A physically active person who exercises regularly could be awarded more compensation from a medical practitioner than one who watches television for most of the day for example. In order to claim compensation for loss of amenity, it is recommended that you keep a diary of your time after the accident — including the opportunities to participate in activities which you had to decline because of the impact of the injury.

Impact of Ability to Earn

A loss of earning power can also have a significant impact on the amount of compensation awarded as part of an NHS hospital medical negligence claims settlement. A common complaint among claimants who are injured while receiving treatment is that they often read about another claimant with a similar injury who is awarded a much greater medical injury settlement than them.

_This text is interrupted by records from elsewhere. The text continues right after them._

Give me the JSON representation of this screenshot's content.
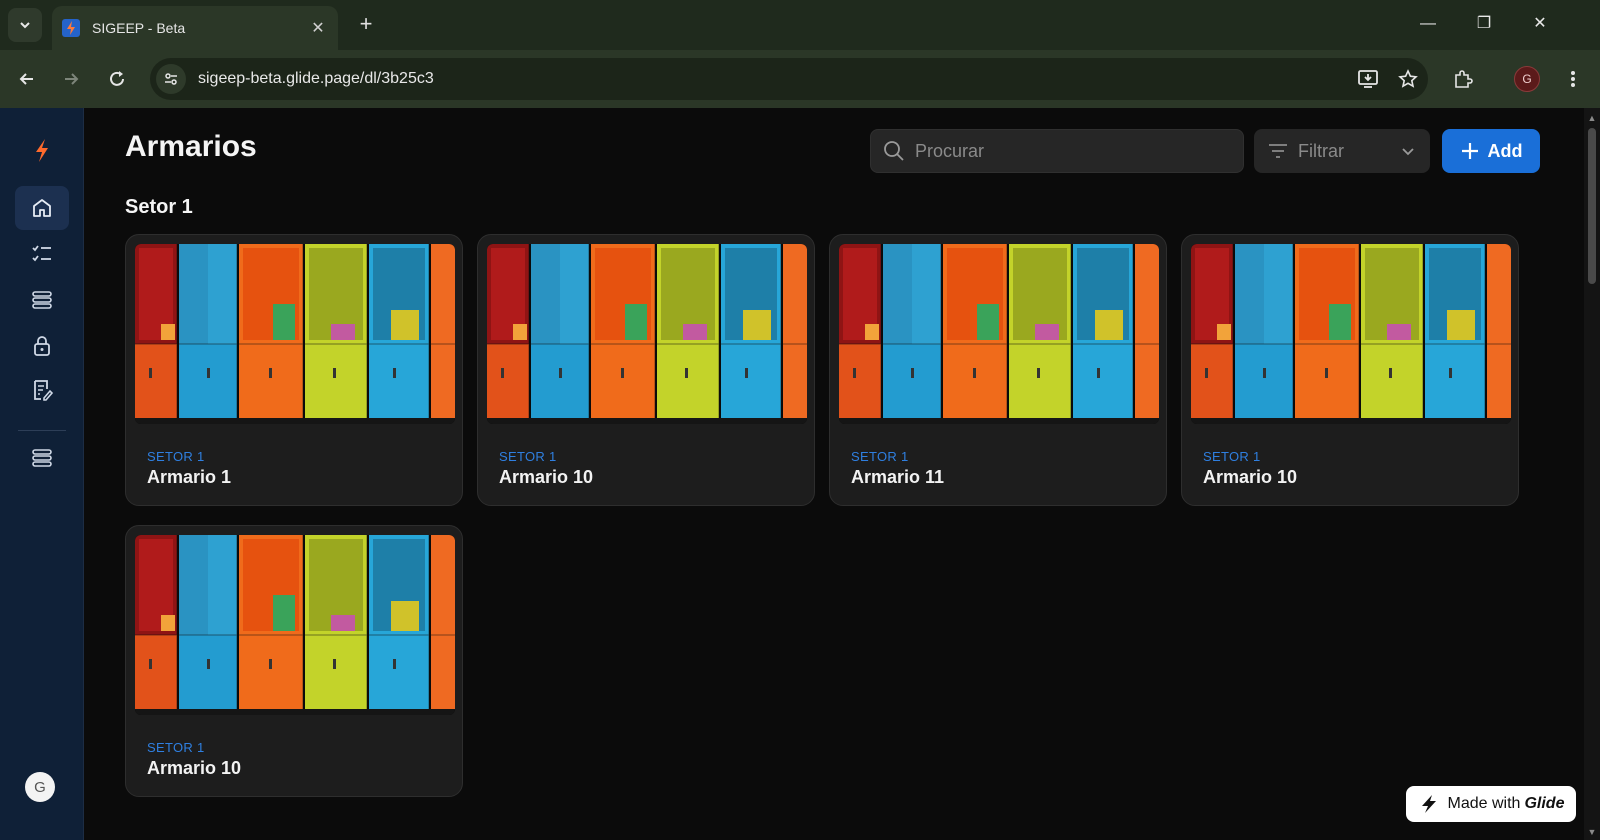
{
  "browser": {
    "tab_title": "SIGEEP - Beta",
    "url": "sigeep-beta.glide.page/dl/3b25c3",
    "profile_initial": "G"
  },
  "sidebar": {
    "items": [
      {
        "name": "home",
        "icon": "home-icon"
      },
      {
        "name": "checklist",
        "icon": "checklist-icon"
      },
      {
        "name": "stack",
        "icon": "stack-icon"
      },
      {
        "name": "lock",
        "icon": "lock-icon"
      },
      {
        "name": "form",
        "icon": "form-icon"
      },
      {
        "name": "stack-2",
        "icon": "stack-icon"
      }
    ],
    "avatar_initial": "G"
  },
  "page": {
    "title": "Armarios",
    "search_placeholder": "Procurar",
    "filter_label": "Filtrar",
    "add_label": "Add",
    "section_title": "Setor 1"
  },
  "cards": [
    {
      "subtitle": "SETOR 1",
      "title": "Armario 1"
    },
    {
      "subtitle": "SETOR 1",
      "title": "Armario 10"
    },
    {
      "subtitle": "SETOR 1",
      "title": "Armario 11"
    },
    {
      "subtitle": "SETOR 1",
      "title": "Armario 10"
    },
    {
      "subtitle": "SETOR 1",
      "title": "Armario 10"
    }
  ],
  "badge": {
    "prefix": "Made with",
    "brand": "Glide"
  },
  "colors": {
    "accent": "#1a6fd8",
    "sidebar_bg": "#0f2037",
    "card_bg": "#1d1d1d",
    "subtitle": "#2f7fe0"
  }
}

What some claimants do not realise is that the person that they read about may have sought their compensation from a medical practitioner in an entirely different set of circumstances. The person they read about may simply have been earning more than them — meaning that the recovery of income for time missed from work would be for a larger amount. Alternatively, they might simply have been out of work for longer because of their injury.

No Win, No Fee Claims in Seeking Compensation from a Medical Practitioner

If you believe that you have valid reason to pursue compensation from a medical practitioner you should speak with a solicitor who specialises in NHS hospital medical negligence claims as soon as possible. If the solicitor believes that you have a strong case against the hospital or medical practitioner, they may offer you the option to have your case presented on a No Win No Fee basis. A No Win No Fee arrangement is one in which the solicitor offers to take your case on the understanding that they will waive their legal fees if your claim is unsuccessful.

While a No Win No Fee arrangement may appear to be a favourable option, it is not for everyone. If your medical injury claim for compensation is unsuccessful you may still be responsible for the legal fees of the defendant and any added expenses your solicitor may have incurred. It is also important to note that, just because your solicitor offers to take your case on a No Win No Fee basis, it does not mean the claim is guaranteed to succeed.